The Gottwaldov II route is dedicated to residential buildings that were built between 1948 and 1989. It complements the existing Gottwaldov I route focused on public and representative buildings from the same period. After a successful two-year economic plan, from which, for example, three-story houses in Obeciny by Vladimír Karfík and the Morýs houses and tower houses by Miroslav Drofa in the eastern part of the city originate, the next stage is characterised by many differences. These are mainly due to the nationalisation of the construction industry and the creation of Stavoprojekt institutes, which were led by the architect Karel Janů, and also the former Baťa architect Jiří Voženílek. One of his major architectural realisations is the Collective House built in the city centre on the grounds of Jan Antonín Bata's villa. In 1951, the first typification proceedings were published by the Study and Typification Institute (Studijní a typizační ústav). The house T13/52 on the corner of třída Tomáše Bati and Lorencova Street, is based on the type published in the proceedings, however, due to the adaptation of the building to the site, it is slightly deviates from the model type.
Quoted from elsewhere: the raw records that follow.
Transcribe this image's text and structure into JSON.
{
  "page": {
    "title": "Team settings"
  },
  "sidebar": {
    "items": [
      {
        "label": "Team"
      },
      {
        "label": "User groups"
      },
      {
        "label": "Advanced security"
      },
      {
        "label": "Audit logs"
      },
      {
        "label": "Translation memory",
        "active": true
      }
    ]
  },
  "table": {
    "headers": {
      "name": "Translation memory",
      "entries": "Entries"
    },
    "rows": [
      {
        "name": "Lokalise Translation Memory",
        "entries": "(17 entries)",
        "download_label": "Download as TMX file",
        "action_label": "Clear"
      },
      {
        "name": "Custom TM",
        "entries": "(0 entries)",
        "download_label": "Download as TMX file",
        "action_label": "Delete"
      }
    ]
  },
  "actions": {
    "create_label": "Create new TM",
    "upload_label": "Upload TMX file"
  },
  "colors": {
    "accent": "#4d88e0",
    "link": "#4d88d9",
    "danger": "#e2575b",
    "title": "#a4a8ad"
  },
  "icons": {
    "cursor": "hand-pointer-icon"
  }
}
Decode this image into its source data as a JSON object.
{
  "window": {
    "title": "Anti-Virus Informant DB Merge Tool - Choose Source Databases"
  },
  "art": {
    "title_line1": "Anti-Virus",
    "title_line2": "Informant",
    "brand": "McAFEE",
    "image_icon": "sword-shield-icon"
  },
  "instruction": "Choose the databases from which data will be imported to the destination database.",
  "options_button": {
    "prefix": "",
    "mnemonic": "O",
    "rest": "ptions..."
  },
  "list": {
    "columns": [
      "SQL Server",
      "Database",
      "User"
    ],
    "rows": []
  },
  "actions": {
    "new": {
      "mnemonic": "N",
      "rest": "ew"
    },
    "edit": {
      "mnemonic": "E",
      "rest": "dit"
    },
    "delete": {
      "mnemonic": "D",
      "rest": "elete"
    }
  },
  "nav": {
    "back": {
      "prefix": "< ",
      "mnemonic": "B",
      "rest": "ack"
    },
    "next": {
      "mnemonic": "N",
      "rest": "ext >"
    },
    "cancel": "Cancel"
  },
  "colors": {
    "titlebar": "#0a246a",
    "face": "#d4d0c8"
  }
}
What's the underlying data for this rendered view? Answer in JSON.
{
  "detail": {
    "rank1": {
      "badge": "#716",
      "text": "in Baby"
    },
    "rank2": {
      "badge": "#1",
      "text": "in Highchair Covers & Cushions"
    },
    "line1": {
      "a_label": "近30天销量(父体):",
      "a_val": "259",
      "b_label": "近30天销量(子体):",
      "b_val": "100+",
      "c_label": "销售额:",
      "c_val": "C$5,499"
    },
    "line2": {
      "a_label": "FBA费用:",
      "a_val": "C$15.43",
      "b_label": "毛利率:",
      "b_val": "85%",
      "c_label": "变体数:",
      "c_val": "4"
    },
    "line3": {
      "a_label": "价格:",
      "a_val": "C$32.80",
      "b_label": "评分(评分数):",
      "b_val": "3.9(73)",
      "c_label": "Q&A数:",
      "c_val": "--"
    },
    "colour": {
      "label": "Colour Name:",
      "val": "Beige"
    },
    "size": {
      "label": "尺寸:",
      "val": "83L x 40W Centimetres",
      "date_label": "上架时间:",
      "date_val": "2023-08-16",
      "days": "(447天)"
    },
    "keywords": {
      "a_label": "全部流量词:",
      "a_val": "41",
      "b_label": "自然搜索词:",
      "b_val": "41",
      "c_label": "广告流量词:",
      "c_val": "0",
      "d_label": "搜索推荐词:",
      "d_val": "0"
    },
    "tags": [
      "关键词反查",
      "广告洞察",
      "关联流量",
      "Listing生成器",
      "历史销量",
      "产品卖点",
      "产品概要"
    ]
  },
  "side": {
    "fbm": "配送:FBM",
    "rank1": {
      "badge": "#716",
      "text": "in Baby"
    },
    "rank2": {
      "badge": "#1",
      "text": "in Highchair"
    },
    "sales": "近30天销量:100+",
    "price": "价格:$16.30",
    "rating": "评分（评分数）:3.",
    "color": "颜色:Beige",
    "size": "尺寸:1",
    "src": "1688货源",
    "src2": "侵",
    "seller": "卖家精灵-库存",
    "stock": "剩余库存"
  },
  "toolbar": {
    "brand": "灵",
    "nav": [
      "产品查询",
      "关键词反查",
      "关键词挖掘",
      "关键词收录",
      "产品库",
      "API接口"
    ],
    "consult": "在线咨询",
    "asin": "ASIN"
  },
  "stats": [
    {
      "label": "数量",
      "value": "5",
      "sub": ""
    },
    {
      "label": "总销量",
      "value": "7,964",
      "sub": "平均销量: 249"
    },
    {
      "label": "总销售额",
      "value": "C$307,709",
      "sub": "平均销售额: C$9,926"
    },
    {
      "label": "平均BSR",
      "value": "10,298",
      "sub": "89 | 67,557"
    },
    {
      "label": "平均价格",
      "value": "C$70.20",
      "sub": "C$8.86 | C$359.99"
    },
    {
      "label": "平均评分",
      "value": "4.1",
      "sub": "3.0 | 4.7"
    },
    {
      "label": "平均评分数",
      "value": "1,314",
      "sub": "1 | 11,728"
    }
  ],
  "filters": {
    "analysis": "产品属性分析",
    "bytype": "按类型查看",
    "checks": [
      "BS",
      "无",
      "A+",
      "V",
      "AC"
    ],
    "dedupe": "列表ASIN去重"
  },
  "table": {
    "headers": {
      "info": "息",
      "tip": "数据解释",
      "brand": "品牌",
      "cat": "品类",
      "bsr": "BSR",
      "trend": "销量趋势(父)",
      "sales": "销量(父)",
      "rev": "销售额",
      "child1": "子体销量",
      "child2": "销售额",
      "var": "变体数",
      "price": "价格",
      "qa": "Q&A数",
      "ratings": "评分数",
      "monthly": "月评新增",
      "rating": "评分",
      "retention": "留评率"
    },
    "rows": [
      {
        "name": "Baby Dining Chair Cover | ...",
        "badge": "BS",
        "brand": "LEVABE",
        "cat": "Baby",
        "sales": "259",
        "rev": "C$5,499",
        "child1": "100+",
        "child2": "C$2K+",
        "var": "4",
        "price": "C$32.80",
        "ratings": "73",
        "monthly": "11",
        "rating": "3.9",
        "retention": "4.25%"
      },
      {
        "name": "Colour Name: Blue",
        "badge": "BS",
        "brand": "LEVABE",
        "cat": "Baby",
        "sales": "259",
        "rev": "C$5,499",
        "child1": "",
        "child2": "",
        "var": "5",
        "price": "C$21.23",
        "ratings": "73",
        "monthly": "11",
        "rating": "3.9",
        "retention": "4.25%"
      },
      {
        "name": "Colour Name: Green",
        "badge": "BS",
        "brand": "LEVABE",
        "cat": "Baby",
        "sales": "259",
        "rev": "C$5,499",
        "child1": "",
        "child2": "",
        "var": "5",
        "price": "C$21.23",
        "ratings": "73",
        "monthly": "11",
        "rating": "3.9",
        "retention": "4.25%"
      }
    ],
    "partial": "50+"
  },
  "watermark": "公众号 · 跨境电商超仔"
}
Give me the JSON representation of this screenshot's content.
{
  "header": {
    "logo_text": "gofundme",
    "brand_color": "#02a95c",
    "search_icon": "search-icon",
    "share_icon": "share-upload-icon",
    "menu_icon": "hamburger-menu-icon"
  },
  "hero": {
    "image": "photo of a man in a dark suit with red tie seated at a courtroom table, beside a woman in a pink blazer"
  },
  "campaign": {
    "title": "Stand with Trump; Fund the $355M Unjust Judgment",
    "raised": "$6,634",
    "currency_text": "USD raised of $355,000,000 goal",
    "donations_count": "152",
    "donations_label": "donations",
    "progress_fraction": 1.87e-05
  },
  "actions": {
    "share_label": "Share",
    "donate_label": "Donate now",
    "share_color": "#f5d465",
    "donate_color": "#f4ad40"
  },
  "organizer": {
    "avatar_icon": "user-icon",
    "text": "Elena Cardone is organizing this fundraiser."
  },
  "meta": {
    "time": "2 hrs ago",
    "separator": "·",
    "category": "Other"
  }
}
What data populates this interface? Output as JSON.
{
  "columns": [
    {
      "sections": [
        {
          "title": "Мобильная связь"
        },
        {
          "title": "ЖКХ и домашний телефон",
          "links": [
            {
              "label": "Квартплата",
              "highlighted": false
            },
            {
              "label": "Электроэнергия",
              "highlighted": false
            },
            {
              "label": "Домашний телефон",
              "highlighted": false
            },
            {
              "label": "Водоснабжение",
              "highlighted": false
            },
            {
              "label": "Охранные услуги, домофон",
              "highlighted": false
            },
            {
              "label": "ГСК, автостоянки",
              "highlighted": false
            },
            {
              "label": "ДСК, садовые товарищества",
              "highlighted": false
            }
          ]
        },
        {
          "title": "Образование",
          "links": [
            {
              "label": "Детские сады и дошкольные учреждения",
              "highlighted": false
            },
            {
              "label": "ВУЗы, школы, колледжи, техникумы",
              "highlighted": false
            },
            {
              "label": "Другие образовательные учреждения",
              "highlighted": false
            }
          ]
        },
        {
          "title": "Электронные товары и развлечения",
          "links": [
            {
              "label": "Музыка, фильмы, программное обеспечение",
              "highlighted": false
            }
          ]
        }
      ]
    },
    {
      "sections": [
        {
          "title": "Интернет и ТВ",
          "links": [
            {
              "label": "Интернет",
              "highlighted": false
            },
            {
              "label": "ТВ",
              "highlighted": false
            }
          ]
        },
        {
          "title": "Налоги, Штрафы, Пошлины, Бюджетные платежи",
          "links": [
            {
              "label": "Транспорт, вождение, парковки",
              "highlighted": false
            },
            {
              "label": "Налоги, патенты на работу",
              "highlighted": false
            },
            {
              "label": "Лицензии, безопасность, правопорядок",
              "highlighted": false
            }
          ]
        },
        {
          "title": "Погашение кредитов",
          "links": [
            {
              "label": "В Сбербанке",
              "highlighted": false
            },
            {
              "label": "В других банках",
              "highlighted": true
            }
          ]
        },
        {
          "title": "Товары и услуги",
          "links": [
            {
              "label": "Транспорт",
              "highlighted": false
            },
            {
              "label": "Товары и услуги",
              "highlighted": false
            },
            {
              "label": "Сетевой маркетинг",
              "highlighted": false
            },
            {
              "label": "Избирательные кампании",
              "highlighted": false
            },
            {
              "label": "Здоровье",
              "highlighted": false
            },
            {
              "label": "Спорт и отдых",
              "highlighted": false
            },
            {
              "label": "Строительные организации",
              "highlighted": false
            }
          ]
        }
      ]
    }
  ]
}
Experimental projects of prefab houses also date from the late 1950s. One of the most successful is a residential building on Stalinova třída (today třída Tomáše Bati), which was part of the Družba cultural complex. Large-capacity buildings built for the employees of local companies form a separate chapter. An example is the apartment house for women (House for Single Mothers), which the national enterprise Svit had built for single women, mothers and widows in the Nad Ovčírnou district in order to solve their poor housing situation. The large-capacity apartment house on Vodní Street is a product of the 1960s era, designed by architect Jan Palacký.
The route will gradually be supplemented with new buildings and urban units.